(back) Subject: Re: Bellevue and Tacoma, WA. Recital Announcement From: "Alan Freed" <acfreed0904@earthlink.net> Date: Wed, 10 Sep 2003 14:24:38 -0400   On 9/10/03 12:29 PM, "Hell-Felix@t-online.de" <Hell-Felix@t-online.de> wrote:   > PACIFIC LUTHERAN UNIVERSITY > Tacoma/WA > Sunday, September 14, 2004   Felix, I can't remember for sure, but isn't that your BIRTHDAY? They'd better have a big cake for you.   I've alerted all my nieces and nephews (who live in that area) to the schedule; hope they'll have the pleasure of hearing and meeting you.   Alan Freed St. Luke's, Manhattan    

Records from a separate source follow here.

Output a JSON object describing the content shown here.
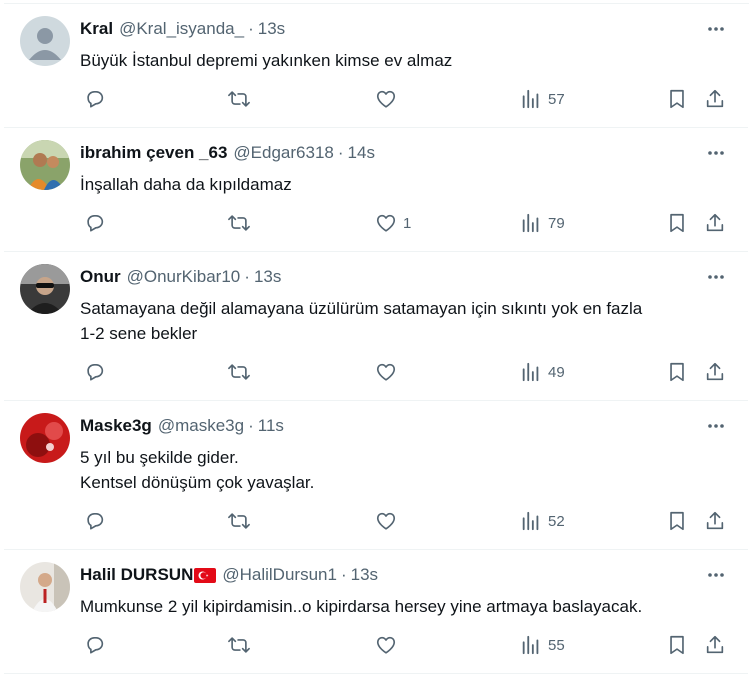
{
  "tweets": [
    {
      "name": "Kral",
      "handle": "@Kral_isyanda_",
      "separator": "·",
      "time": "13s",
      "lines": [
        "Büyük İstanbul depremi yakınken kimse ev almaz"
      ],
      "likes": "",
      "views": "57",
      "has_flag": false
    },
    {
      "name": "ibrahim çeven _63",
      "handle": "@Edgar6318",
      "separator": "·",
      "time": "14s",
      "lines": [
        "İnşallah daha da kıpıldamaz"
      ],
      "likes": "1",
      "views": "79",
      "has_flag": false
    },
    {
      "name": "Onur",
      "handle": "@OnurKibar10",
      "separator": "·",
      "time": "13s",
      "lines": [
        "Satamayana değil alamayana üzülürüm satamayan için sıkıntı yok en fazla",
        "1-2 sene bekler"
      ],
      "likes": "",
      "views": "49",
      "has_flag": false
    },
    {
      "name": "Maske3g",
      "handle": "@maske3g",
      "separator": "·",
      "time": "11s",
      "lines": [
        "5 yıl bu şekilde gider.",
        "Kentsel dönüşüm çok yavaşlar."
      ],
      "likes": "",
      "views": "52",
      "has_flag": false
    },
    {
      "name": "Halil DURSUN",
      "handle": "@HalilDursun1",
      "separator": "·",
      "time": "13s",
      "lines": [
        "Mumkunse 2 yil kipirdamisin..o kipirdarsa hersey yine artmaya baslayacak."
      ],
      "likes": "",
      "views": "55",
      "has_flag": true
    }
  ],
  "colors": {
    "text": "#0f1419",
    "muted": "#536471",
    "divider": "#eff3f4",
    "flag_red": "#e30a17"
  },
  "icons": {
    "reply": "reply-icon",
    "retweet": "retweet-icon",
    "like": "heart-icon",
    "views": "views-icon",
    "bookmark": "bookmark-icon",
    "share": "share-icon",
    "more": "more-options-icon"
  }
}
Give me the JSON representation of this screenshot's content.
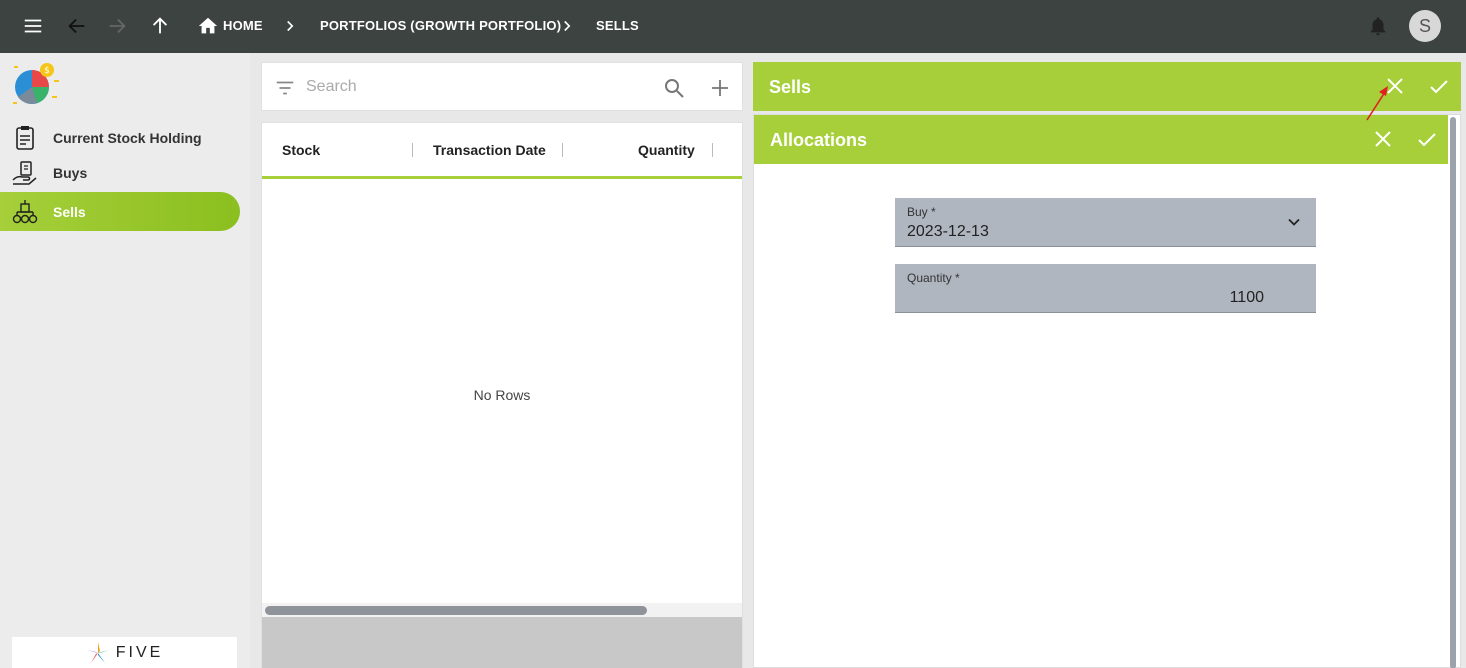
{
  "topbar": {
    "breadcrumbs": [
      "HOME",
      "PORTFOLIOS (GROWTH PORTFOLIO)",
      "SELLS"
    ],
    "avatar_letter": "S"
  },
  "sidebar": {
    "items": [
      {
        "label": "Current Stock Holding",
        "icon": "clipboard-icon"
      },
      {
        "label": "Buys",
        "icon": "hand-money-icon"
      },
      {
        "label": "Sells",
        "icon": "coins-stack-icon",
        "active": true
      }
    ],
    "footer_logo_text": "FIVE"
  },
  "list": {
    "search_placeholder": "Search",
    "columns": [
      "Stock",
      "Transaction Date",
      "Quantity"
    ],
    "empty_text": "No Rows"
  },
  "sells_panel": {
    "title": "Sells"
  },
  "allocations_panel": {
    "title": "Allocations",
    "fields": {
      "buy": {
        "label": "Buy *",
        "value": "2023-12-13"
      },
      "quantity": {
        "label": "Quantity *",
        "value": "1100"
      }
    }
  },
  "colors": {
    "accent": "#a6cf3a",
    "topbar": "#3c4341",
    "annotation_arrow": "#e02020"
  }
}
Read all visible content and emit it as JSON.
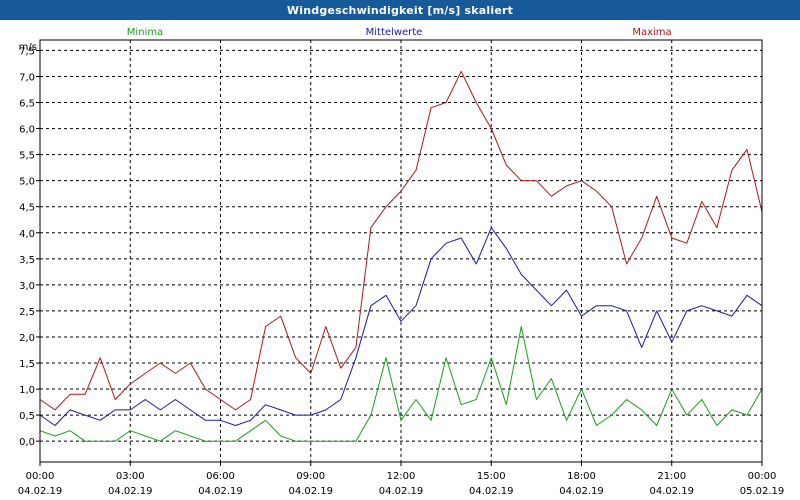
{
  "window": {
    "title": "Windgeschwindigkeit [m/s] skaliert"
  },
  "colors": {
    "background": "#ffffff",
    "titlebar": "#165a9a",
    "axis": "#000000",
    "grid": "#000000"
  },
  "chart_data": {
    "type": "line",
    "title": "Windgeschwindigkeit [m/s] skaliert",
    "ylabel": "m/s",
    "ylim": [
      -0.4,
      7.7
    ],
    "xlim": [
      0,
      24
    ],
    "grid": true,
    "yticks": [
      "0,0",
      "0,5",
      "1,0",
      "1,5",
      "2,0",
      "2,5",
      "3,0",
      "3,5",
      "4,0",
      "4,5",
      "5,0",
      "5,5",
      "6,0",
      "6,5",
      "7,0",
      "7,5"
    ],
    "ytick_values": [
      0,
      0.5,
      1,
      1.5,
      2,
      2.5,
      3,
      3.5,
      4,
      4.5,
      5,
      5.5,
      6,
      6.5,
      7,
      7.5
    ],
    "xticks": [
      {
        "h": 0,
        "time": "00:00",
        "date": "04.02.19"
      },
      {
        "h": 3,
        "time": "03:00",
        "date": "04.02.19"
      },
      {
        "h": 6,
        "time": "06:00",
        "date": "04.02.19"
      },
      {
        "h": 9,
        "time": "09:00",
        "date": "04.02.19"
      },
      {
        "h": 12,
        "time": "12:00",
        "date": "04.02.19"
      },
      {
        "h": 15,
        "time": "15:00",
        "date": "04.02.19"
      },
      {
        "h": 18,
        "time": "18:00",
        "date": "04.02.19"
      },
      {
        "h": 21,
        "time": "21:00",
        "date": "04.02.19"
      },
      {
        "h": 24,
        "time": "00:00",
        "date": "05.02.19"
      }
    ],
    "x_unit": "hour of day",
    "series": [
      {
        "name": "Minima",
        "color": "#1aa01a",
        "x": [
          0,
          0.5,
          1,
          1.5,
          2,
          2.5,
          3,
          3.5,
          4,
          4.5,
          5,
          5.5,
          6,
          6.5,
          7,
          7.5,
          8,
          8.5,
          9,
          9.5,
          10,
          10.5,
          11,
          11.5,
          12,
          12.5,
          13,
          13.5,
          14,
          14.5,
          15,
          15.5,
          16,
          16.5,
          17,
          17.5,
          18,
          18.5,
          19,
          19.5,
          20,
          20.5,
          21,
          21.5,
          22,
          22.5,
          23,
          23.5,
          24
        ],
        "values": [
          0.2,
          0.1,
          0.2,
          0,
          0,
          0,
          0.2,
          0.1,
          0,
          0.2,
          0.1,
          0,
          0,
          0,
          0.2,
          0.4,
          0.1,
          0,
          0,
          0,
          0,
          0,
          0.5,
          1.6,
          0.4,
          0.8,
          0.4,
          1.6,
          0.7,
          0.8,
          1.6,
          0.7,
          2.2,
          0.8,
          1.2,
          0.4,
          1.0,
          0.3,
          0.5,
          0.8,
          0.6,
          0.3,
          1.0,
          0.5,
          0.8,
          0.3,
          0.6,
          0.5,
          1.0
        ]
      },
      {
        "name": "Mittelwerte",
        "color": "#1a1aaa",
        "x": [
          0,
          0.5,
          1,
          1.5,
          2,
          2.5,
          3,
          3.5,
          4,
          4.5,
          5,
          5.5,
          6,
          6.5,
          7,
          7.5,
          8,
          8.5,
          9,
          9.5,
          10,
          10.5,
          11,
          11.5,
          12,
          12.5,
          13,
          13.5,
          14,
          14.5,
          15,
          15.5,
          16,
          16.5,
          17,
          17.5,
          18,
          18.5,
          19,
          19.5,
          20,
          20.5,
          21,
          21.5,
          22,
          22.5,
          23,
          23.5,
          24
        ],
        "values": [
          0.5,
          0.3,
          0.6,
          0.5,
          0.4,
          0.6,
          0.6,
          0.8,
          0.6,
          0.8,
          0.6,
          0.4,
          0.4,
          0.3,
          0.4,
          0.7,
          0.6,
          0.5,
          0.5,
          0.6,
          0.8,
          1.6,
          2.6,
          2.8,
          2.3,
          2.6,
          3.5,
          3.8,
          3.9,
          3.4,
          4.1,
          3.7,
          3.2,
          2.9,
          2.6,
          2.9,
          2.4,
          2.6,
          2.6,
          2.5,
          1.8,
          2.5,
          1.9,
          2.5,
          2.6,
          2.5,
          2.4,
          2.8,
          2.6
        ]
      },
      {
        "name": "Maxima",
        "color": "#aa1a1a",
        "x": [
          0,
          0.5,
          1,
          1.5,
          2,
          2.5,
          3,
          3.5,
          4,
          4.5,
          5,
          5.5,
          6,
          6.5,
          7,
          7.5,
          8,
          8.5,
          9,
          9.5,
          10,
          10.5,
          11,
          11.5,
          12,
          12.5,
          13,
          13.5,
          14,
          14.5,
          15,
          15.5,
          16,
          16.5,
          17,
          17.5,
          18,
          18.5,
          19,
          19.5,
          20,
          20.5,
          21,
          21.5,
          22,
          22.5,
          23,
          23.5,
          24
        ],
        "values": [
          0.8,
          0.6,
          0.9,
          0.9,
          1.6,
          0.8,
          1.1,
          1.3,
          1.5,
          1.3,
          1.5,
          1.0,
          0.8,
          0.6,
          0.8,
          2.2,
          2.4,
          1.6,
          1.3,
          2.2,
          1.4,
          1.8,
          4.1,
          4.5,
          4.8,
          5.2,
          6.4,
          6.5,
          7.1,
          6.5,
          6.0,
          5.3,
          5.0,
          5.0,
          4.7,
          4.9,
          5.0,
          4.8,
          4.5,
          3.4,
          3.9,
          4.7,
          3.9,
          3.8,
          4.6,
          4.1,
          5.2,
          5.6,
          4.4
        ]
      }
    ]
  }
}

(back) Subject: Re: New organ stop? From: "Alan Freed" <acfreed0904@earthlink.net> Date: Wed, 10 Sep 2003 14:43:23 -0400   On 9/10/03 1:48 PM, "Bill" <bill.hauser@cox.net> wrote:   > That's only about 46 octaves below middle C, assuming that middle C is > produced by a 2' pipe speaking at around 261 Hz. I came up with a much = longer > pipe than you. > > What length did you use for middle C? > I thought it was a B-flat. See the article. I suppose the one just below middle-C.   Alan (mean-tone?)      
(back) Subject: Re: New organ stop? From: "F Richard Burt" <effarbee@verizon.net> Date: Wed, 10 Sep 2003 13:48:38 -0500   Hi, Arie: You wrote: > Funny, or puzzling at least, we seem to find out a lot > of useless this about the universe, but we can't find > out how solve global poverty, starvation, get the peace > in Iraq, or the middle east etc. Sometimes I think we > have priorities in the wrong places. ....or we are too distracted, too unconcerned, or too ignorant to want to be concerned with "real" priorities. F. Richard Burt Dorian Organs ..